AVS
Phone: 530-896-0477
Email: della@avs.org
Catherine Meyers
AIP
Phone: 301-209-3088
Email: cmeyers@aip.org

Della Miller | EurekAlert!
Further information:
http://www.avs.org

More articles from Materials Sciences:

nachricht Scientists create innovative new 'green' concrete using graphene
24.04.2018 | University of Exeter

nachricht Neutrons provide insights into increased performance for hybrid perovskite solar cells
24.04.2018 | DOE/Oak Ridge National Laboratory

All articles from Materials Sciences >>>

The most recent press releases about innovation >>>

Die letzten 5 Focus-News des innovations-reports im Überblick:

Im Focus: BAM@Hannover Messe: innovative 3D printing method for space flight

At the Hannover Messe 2018, the Bundesanstalt für Materialforschung und-prüfung (BAM) will show how, in the future, astronauts could produce their own tools or spare parts in zero gravity using 3D printing. This will reduce, weight and transport costs for space missions. Visitors can experience the innovative additive manufacturing process live at the fair.

Powder-based additive manufacturing in zero gravity is the name of the project in which a component is produced by applying metallic powder layers and then...

Im Focus: Molecules Brilliantly Illuminated

Physicists at the Laboratory for Attosecond Physics, which is jointly run by Ludwig-Maximilians-Universität and the Max Planck Institute of Quantum Optics, have developed a high-power laser system that generates ultrashort pulses of light covering a large share of the mid-infrared spectrum. The researchers envisage a wide range of applications for the technology – in the early diagnosis of cancer, for instance.

Molecules are the building blocks of life. Like all other organisms, we are made of them.

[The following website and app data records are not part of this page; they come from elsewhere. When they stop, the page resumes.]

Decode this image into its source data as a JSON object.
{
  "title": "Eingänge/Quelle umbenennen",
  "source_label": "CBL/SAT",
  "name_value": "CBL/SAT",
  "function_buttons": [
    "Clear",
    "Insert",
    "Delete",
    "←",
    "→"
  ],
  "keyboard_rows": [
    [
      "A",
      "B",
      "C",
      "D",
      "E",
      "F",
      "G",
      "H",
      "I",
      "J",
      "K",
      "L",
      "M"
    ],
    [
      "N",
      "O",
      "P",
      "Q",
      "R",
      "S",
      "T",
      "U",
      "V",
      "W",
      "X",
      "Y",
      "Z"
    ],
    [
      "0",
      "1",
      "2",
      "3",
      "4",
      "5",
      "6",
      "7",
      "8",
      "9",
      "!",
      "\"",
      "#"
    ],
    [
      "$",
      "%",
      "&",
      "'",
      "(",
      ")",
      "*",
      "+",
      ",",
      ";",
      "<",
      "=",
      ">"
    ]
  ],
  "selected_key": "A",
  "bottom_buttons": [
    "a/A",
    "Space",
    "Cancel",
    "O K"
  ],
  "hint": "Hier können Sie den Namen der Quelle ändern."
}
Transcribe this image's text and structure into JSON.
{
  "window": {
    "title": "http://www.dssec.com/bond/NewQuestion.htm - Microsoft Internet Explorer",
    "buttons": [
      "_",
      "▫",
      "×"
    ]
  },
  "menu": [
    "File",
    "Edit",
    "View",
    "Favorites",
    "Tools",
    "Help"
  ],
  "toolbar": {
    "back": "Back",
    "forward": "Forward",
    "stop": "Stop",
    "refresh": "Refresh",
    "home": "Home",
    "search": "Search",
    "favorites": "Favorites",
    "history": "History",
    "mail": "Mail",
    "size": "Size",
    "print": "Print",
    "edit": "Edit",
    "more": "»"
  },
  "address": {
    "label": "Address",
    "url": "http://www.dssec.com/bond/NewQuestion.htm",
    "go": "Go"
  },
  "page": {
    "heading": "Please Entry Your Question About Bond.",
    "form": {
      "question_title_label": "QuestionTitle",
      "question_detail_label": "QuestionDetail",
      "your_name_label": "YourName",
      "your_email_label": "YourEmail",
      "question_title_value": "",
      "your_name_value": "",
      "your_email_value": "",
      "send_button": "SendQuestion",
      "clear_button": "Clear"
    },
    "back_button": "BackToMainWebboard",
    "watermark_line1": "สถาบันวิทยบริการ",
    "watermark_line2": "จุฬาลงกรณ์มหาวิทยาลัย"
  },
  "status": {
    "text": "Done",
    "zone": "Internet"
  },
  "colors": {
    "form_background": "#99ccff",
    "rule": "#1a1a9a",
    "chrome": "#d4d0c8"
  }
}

They control our biorhythm, and they can also reflect our state of...

Im Focus: Spider silk key to new bone-fixing composite

University of Connecticut researchers have created a biodegradable composite made of silk fibers that can be used to repair broken load-bearing bones without the complications sometimes presented by other materials.

Repairing major load-bearing bones such as those in the leg can be a long and uncomfortable process.

Im Focus: Writing and deleting magnets with lasers

Study published in the journal ACS Applied Materials & Interfaces is the outcome of an international effort that included teams from Dresden and Berlin in Germany, and the US.

Scientists at the Helmholtz-Zentrum Dresden-Rossendorf (HZDR) together with colleagues from the Helmholtz-Zentrum Berlin (HZB) and the University of Virginia...

Im Focus: Gamma-ray flashes from plasma filaments

Novel highly efficient and brilliant gamma-ray source: Based on model calculations, physicists of the Max PIanck Institute for Nuclear Physics in Heidelberg propose a novel method for an efficient high-brilliance gamma-ray source. A giant collimated gamma-ray pulse is generated from the interaction of a dense ultra-relativistic electron beam with a thin solid conductor. Energetic gamma-rays are copiously produced as the electron beam splits into filaments while propagating across the conductor. The resulting gamma-ray energy and flux enable novel experiments in nuclear and fundamental physics.

The typical wavelength of light interacting with an object of the microcosm scales with the size of this object. For atoms, this ranges from visible light to...

All Focus news of the innovation-report >>>

Anzeige

Anzeige

VideoLinks
Industry & Economy
Event News

Invitation to the upcoming "Current Topics in Bioinformatics: Big Data in Genomics and Medicine"

13.04.2018 | Event News

Unique scope of UV LED technologies and applications presented in Berlin: ICULTA-2018

12.04.2018 | Event News

IWOLIA: A conference bringing together German Industrie 4.0 and French Industrie du Futur

09.04.2018 | Event News

 
Latest News

Industrial Maturity of Electrically Conductive Adhesives for Silicon Solar Cells Demonstrated

25.04.2018 | Power and Electrical Engineering

Electrode shape improves neurostimulation for small targets

25.04.2018 | Medical Engineering

Silicon as a new storage material for the batteries of the future

25.04.2018 | Power and Electrical Engineering

VideoLinks
Science & Research
Overview of more VideoLinks >>>